[Opening SUPPLIED INFORMATION section]

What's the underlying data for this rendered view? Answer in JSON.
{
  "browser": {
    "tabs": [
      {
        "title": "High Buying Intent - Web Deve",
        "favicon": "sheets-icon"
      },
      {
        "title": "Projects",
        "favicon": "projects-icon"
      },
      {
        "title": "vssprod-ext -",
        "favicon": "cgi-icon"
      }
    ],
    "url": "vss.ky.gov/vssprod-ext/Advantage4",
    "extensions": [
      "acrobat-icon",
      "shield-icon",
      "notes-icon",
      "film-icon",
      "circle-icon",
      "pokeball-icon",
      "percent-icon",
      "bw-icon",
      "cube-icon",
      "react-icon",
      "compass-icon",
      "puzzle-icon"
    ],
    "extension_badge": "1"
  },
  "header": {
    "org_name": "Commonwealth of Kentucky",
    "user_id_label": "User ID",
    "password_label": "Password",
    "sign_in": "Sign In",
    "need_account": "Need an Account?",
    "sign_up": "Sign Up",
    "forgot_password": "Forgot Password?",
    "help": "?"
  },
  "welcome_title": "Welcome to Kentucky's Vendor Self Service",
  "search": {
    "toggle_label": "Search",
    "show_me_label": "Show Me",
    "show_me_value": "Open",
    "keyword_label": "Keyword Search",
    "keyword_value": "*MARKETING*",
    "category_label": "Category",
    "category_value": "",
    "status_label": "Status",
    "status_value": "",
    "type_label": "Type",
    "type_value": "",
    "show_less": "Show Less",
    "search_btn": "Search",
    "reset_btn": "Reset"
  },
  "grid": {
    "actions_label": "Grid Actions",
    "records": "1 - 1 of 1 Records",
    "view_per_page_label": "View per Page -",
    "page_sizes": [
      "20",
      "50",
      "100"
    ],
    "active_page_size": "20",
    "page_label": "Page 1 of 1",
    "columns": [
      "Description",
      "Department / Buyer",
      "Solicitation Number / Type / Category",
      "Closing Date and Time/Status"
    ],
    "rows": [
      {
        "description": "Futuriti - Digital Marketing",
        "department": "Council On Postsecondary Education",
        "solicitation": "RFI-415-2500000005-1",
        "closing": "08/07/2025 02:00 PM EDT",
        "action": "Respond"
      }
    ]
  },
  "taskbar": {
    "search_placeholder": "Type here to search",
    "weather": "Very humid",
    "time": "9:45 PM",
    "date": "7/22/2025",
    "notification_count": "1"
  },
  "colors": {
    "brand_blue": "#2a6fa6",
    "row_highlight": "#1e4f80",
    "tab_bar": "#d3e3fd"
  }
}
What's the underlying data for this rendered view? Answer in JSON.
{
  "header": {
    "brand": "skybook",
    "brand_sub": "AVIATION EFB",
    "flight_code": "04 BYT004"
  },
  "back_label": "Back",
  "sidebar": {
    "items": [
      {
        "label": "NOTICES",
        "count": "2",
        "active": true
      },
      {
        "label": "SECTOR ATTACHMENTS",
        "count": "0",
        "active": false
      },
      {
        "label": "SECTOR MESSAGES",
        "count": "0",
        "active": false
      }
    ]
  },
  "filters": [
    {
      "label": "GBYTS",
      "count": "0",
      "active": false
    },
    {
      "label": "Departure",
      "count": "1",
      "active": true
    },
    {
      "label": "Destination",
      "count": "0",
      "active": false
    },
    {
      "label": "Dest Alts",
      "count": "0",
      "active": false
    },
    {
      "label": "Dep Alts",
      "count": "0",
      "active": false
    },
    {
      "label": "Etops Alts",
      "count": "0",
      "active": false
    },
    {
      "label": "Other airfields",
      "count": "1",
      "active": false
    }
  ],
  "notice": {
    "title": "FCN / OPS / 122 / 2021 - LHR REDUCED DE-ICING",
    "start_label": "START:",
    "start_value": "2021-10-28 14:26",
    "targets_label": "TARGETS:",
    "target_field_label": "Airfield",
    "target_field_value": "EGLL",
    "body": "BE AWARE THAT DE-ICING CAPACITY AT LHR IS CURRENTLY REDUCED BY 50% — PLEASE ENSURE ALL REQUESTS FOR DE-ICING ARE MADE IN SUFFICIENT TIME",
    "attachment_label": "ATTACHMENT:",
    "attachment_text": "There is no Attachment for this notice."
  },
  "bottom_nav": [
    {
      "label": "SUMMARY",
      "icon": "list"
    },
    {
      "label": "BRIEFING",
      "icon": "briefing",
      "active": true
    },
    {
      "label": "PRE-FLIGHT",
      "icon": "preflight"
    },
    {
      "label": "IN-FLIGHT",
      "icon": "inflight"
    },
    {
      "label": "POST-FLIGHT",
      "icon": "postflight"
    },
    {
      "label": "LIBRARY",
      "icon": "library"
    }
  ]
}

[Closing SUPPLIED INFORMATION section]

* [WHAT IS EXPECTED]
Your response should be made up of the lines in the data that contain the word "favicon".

* [TASK SOLUTION]
        "favicon": "sheets-icon"
        "favicon": "projects-icon"
        "favicon": "cgi-icon"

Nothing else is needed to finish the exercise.